● Provided material:
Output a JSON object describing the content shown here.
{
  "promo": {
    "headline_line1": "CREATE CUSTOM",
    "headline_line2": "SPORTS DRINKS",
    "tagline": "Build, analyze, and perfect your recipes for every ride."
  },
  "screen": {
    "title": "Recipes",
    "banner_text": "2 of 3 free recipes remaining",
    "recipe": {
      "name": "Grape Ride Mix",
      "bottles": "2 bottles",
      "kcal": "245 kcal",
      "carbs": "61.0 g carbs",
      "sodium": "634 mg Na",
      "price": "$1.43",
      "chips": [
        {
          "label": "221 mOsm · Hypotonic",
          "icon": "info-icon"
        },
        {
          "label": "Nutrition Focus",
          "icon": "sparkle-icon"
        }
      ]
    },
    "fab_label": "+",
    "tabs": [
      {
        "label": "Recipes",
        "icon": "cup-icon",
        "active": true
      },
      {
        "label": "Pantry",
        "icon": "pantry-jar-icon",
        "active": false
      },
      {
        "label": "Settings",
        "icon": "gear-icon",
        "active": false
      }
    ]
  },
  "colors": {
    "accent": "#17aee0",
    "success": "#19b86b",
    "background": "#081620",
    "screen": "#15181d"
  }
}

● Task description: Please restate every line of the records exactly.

● Response area:
Output a JSON object describing the content shown here.
{
  "promo": {
    "headline_line1": "CREATE CUSTOM",
    "headline_line2": "SPORTS DRINKS",
    "tagline": "Build, analyze, and perfect your recipes for every ride."
  },
  "screen": {
    "title": "Recipes",
    "banner_text": "2 of 3 free recipes remaining",
    "recipe": {
      "name": "Grape Ride Mix",
      "bottles": "2 bottles",
      "kcal": "245 kcal",
      "carbs": "61.0 g carbs",
      "sodium": "634 mg Na",
      "price": "$1.43",
      "chips": [
        {
          "label": "221 mOsm · Hypotonic",
          "icon": "info-icon"
        },
        {
          "label": "Nutrition Focus",
          "icon": "sparkle-icon"
        }
      ]
    },
    "fab_label": "+",
    "tabs": [
      {
        "label": "Recipes",
        "icon": "cup-icon",
        "active": true
      },
      {
        "label": "Pantry",
        "icon": "pantry-jar-icon",
        "active": false
      },
      {
        "label": "Settings",
        "icon": "gear-icon",
        "active": false
      }
    ]
  },
  "colors": {
    "accent": "#17aee0",
    "success": "#19b86b",
    "background": "#081620",
    "screen": "#15181d"
  }
}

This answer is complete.